Pearl Aloe, Lizard Tail, Gasteraloe
X Gasteraloe batesiana x variegata

Family: Aloaceae
Genus: X Gasteraloe (gas-ter-AL-oh) (Info)
Species: batesiana x variegata
Synonym:Gastrolea
View this plant in a garden

Category:

Cactus and Succulents

Height:

under 6 in. (15 cm)

6-12 in. (15-30 cm)

Spacing:

6-9 in. (15-22 cm)

9-12 in. (22-30 cm)

Hardiness:

USDA Zone 9b: to -3.8 C (25 F)

USDA Zone 10a: to -1.1 C (30 F)

USDA Zone 10b: to 1.7 C (35 F)

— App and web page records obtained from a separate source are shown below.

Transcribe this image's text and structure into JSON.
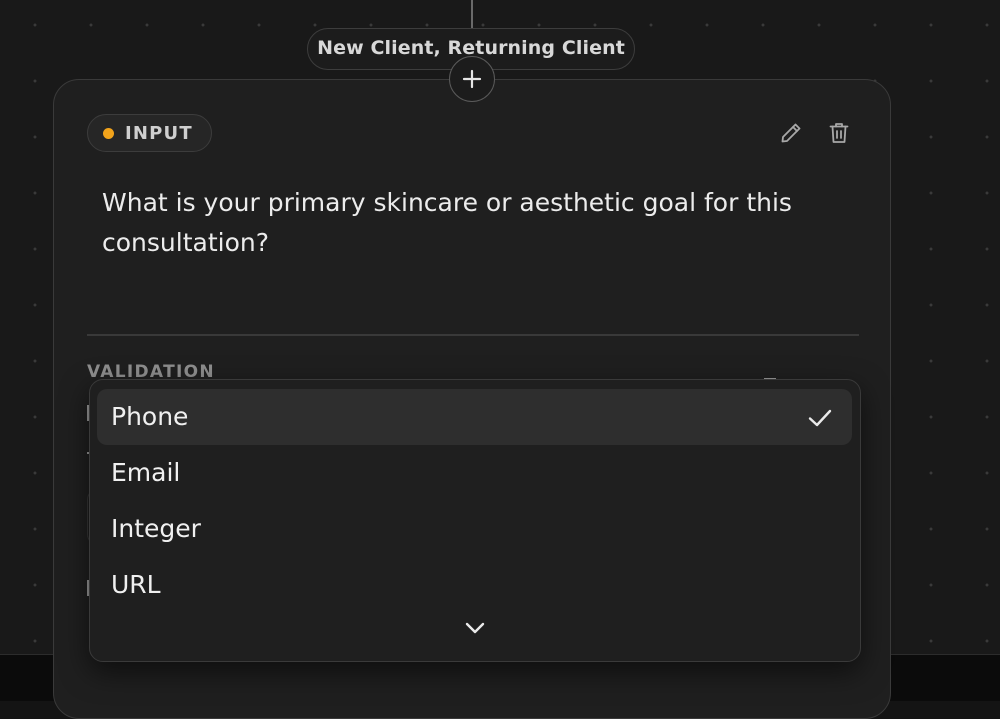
{
  "canvas": {
    "edge_label": "New Client, Returning Client",
    "add_node_icon": "plus-icon"
  },
  "node": {
    "type_badge": {
      "label": "INPUT",
      "dot_color": "#f2a31b"
    },
    "actions": {
      "edit_icon": "pencil-icon",
      "delete_icon": "trash-icon"
    },
    "question": "What is your primary skincare or aesthetic goal for this consultation?",
    "validation": {
      "section_title": "VALIDATION"
    }
  },
  "dropdown": {
    "selected": "Phone",
    "options": [
      {
        "label": "Phone",
        "selected": true
      },
      {
        "label": "Email",
        "selected": false
      },
      {
        "label": "Integer",
        "selected": false
      },
      {
        "label": "URL",
        "selected": false
      }
    ],
    "check_icon": "check-icon",
    "scroll_icon": "chevron-down-icon"
  }
}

USDA Zone 11: above 4.5 C (40 F)

Sun Exposure:

Sun to Partial Shade

Danger:

Unknown - Tell us

Bloom Color:

Unknown - Tell us

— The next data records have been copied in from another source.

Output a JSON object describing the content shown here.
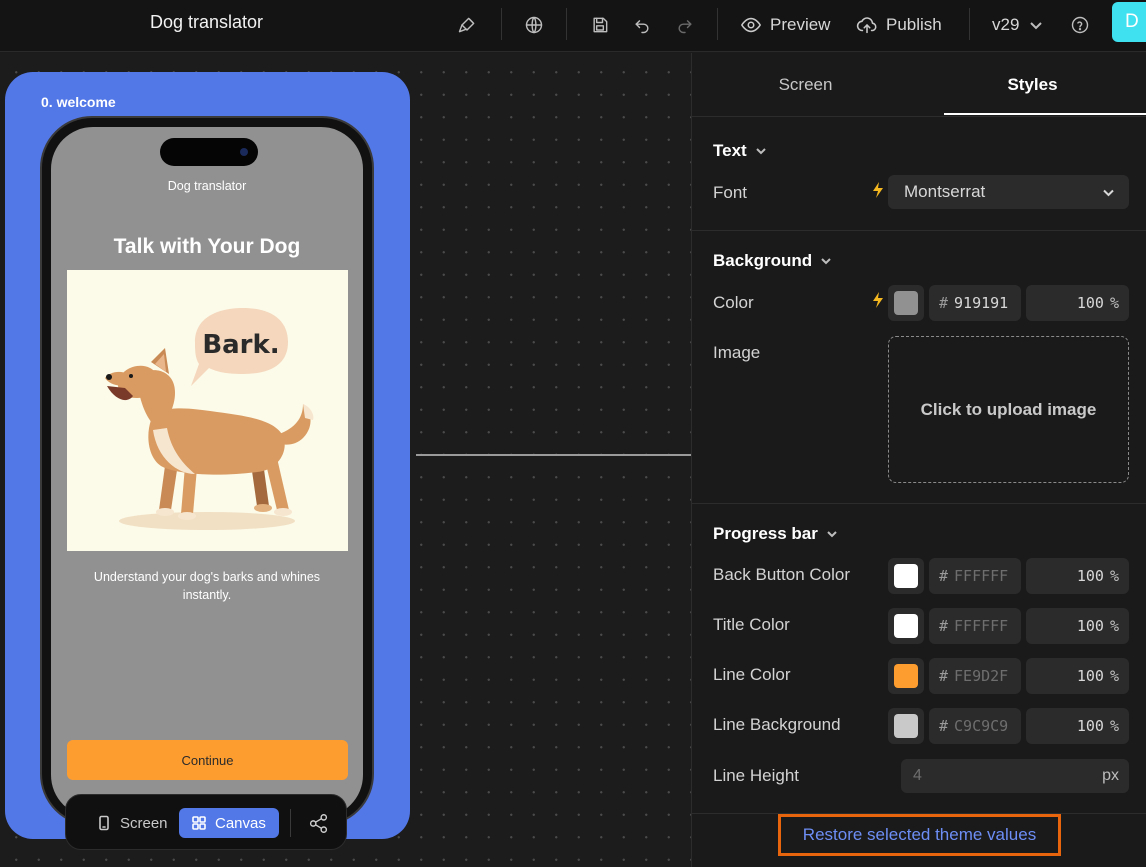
{
  "topbar": {
    "app_title": "Dog translator",
    "preview_label": "Preview",
    "publish_label": "Publish",
    "version": "v29",
    "avatar_initial": "D"
  },
  "canvas": {
    "frame_label": "0. welcome",
    "screen": {
      "header": "Dog translator",
      "title": "Talk with Your Dog",
      "bubble_text": "Bark.",
      "description": "Understand your dog's barks and whines instantly.",
      "continue_label": "Continue",
      "background_color": "#919191",
      "button_color": "#FE9D2F"
    },
    "view_toggle": {
      "screen_label": "Screen",
      "canvas_label": "Canvas",
      "active": "Canvas"
    }
  },
  "panel": {
    "tabs": {
      "screen": "Screen",
      "styles": "Styles",
      "active": "Styles"
    },
    "text_section": {
      "heading": "Text",
      "font_label": "Font",
      "font_value": "Montserrat"
    },
    "background_section": {
      "heading": "Background",
      "color_label": "Color",
      "color_hex": "919191",
      "color_opacity": "100",
      "image_label": "Image",
      "upload_label": "Click to upload image"
    },
    "progress_section": {
      "heading": "Progress bar",
      "rows": [
        {
          "label": "Back Button Color",
          "hex": "FFFFFF",
          "opacity": "100",
          "swatch": "#FFFFFF"
        },
        {
          "label": "Title Color",
          "hex": "FFFFFF",
          "opacity": "100",
          "swatch": "#FFFFFF"
        },
        {
          "label": "Line Color",
          "hex": "FE9D2F",
          "opacity": "100",
          "swatch": "#FE9D2F"
        },
        {
          "label": "Line Background",
          "hex": "C9C9C9",
          "opacity": "100",
          "swatch": "#C9C9C9"
        }
      ],
      "line_height_label": "Line Height",
      "line_height_value": "4",
      "line_height_unit": "px"
    },
    "hash": "#",
    "percent": "%",
    "restore_label": "Restore selected theme values"
  },
  "colors": {
    "accent_blue": "#5277E6",
    "cyan_avatar": "#3FE0EF",
    "restore_border": "#E8650E",
    "bolt": "#F5B820"
  }
}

Bloom Time:

Unknown - Tell us

Foliage:

Grown for foliage

Evergreen

Mottled

Succulent

Other details:

Drought-tolerant; suitable for xeriscaping

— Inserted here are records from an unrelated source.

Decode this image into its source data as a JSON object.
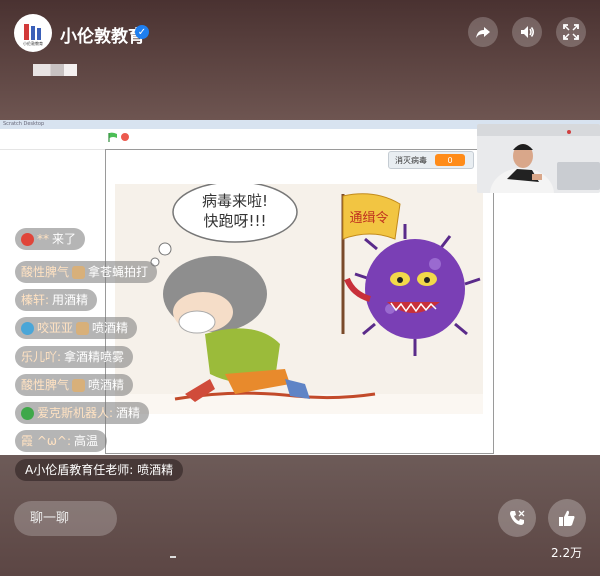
{
  "header": {
    "channel_name": "小伦敦教育",
    "logo_text": "小伦敦教育",
    "verified": true,
    "controls": [
      "share-icon",
      "volume-icon",
      "fullscreen-icon"
    ]
  },
  "stream": {
    "scratch_title": "Scratch Desktop",
    "variable_monitor": {
      "label": "消灭病毒",
      "value": "0"
    },
    "art": {
      "speech_bubble": [
        "病毒来啦!",
        "快跑呀!!!"
      ],
      "flag_text": "通缉令"
    }
  },
  "chat": [
    {
      "emoji": "strawberry-icon",
      "name": "** ",
      "message": "来了"
    },
    {
      "emoji": "",
      "name": "酸性脾气",
      "badge": "fan-badge-icon",
      "message": "拿苍蝇拍打"
    },
    {
      "emoji": "",
      "name": "榛轩:",
      "message": "用酒精"
    },
    {
      "emoji": "dolphin-icon",
      "name": "咬亚亚",
      "badge": "fan-badge-icon",
      "message": "喷酒精"
    },
    {
      "emoji": "",
      "name": "乐儿吖:",
      "message": "拿酒精喷雾"
    },
    {
      "emoji": "",
      "name": "酸性脾气",
      "badge": "fan-badge-icon",
      "message": "喷酒精"
    },
    {
      "emoji": "clover-icon",
      "name": "爱克斯机器人:",
      "message": "酒精"
    },
    {
      "emoji": "",
      "name": "霞 ^ω^:",
      "message": "高温"
    }
  ],
  "announcement": {
    "name": "A小伦盾教育任老师:",
    "message": "喷酒精"
  },
  "bottom": {
    "input_placeholder": "聊一聊",
    "like_count": "2.2万"
  }
}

Soil pH requirements:

6.1 to 6.5 (mildly acidic)

6.6 to 7.5 (neutral)

7.6 to 7.8 (mildly alkaline)

Patent Information:

Non-patented

Propagation Methods:

Unknown - Tell us

Seed Collecting:

Unknown - Tell us

Regional

This plant has been said to grow in the following regions:

Grenoble,

Gardeners' Notes:

1
positive
1
neutral
0
negatives
RatingContent
Positive

On Nov 25, 2009, baiissatva from Dunedin
New Zealand wrote:

I think I actually have this plant which is great because I bought it at a homewares shop and had no idea what it was. Grown indoors these hybrids are beautiful fat, glossy, spotty, pebbly things with the added bonus of a nice flower raceme. Ill post pics of mine.
Not 100% sure this is the exact cross, but it looks a little aloe-ish and the flowers are definitely more aloe than gasteria, though the bumpiness and non-whorl junior phase say gasteria.
I know absolutely bugger all about gasterias tho', so please let me know if you think it's something else!

I just water when I think of it and have kept mine in dappled windowsill shade up til now; it is a lovely dark emerald green which is colouring up with coppery sun stress colours since Ive moved it to a sunnie... read more

Neutral

On Feb 24, 2004, palmbob from Acton, CA (Zone 8b) wrote:

Looks mostly like the Gasteria, but somewhat spotted like the aloe.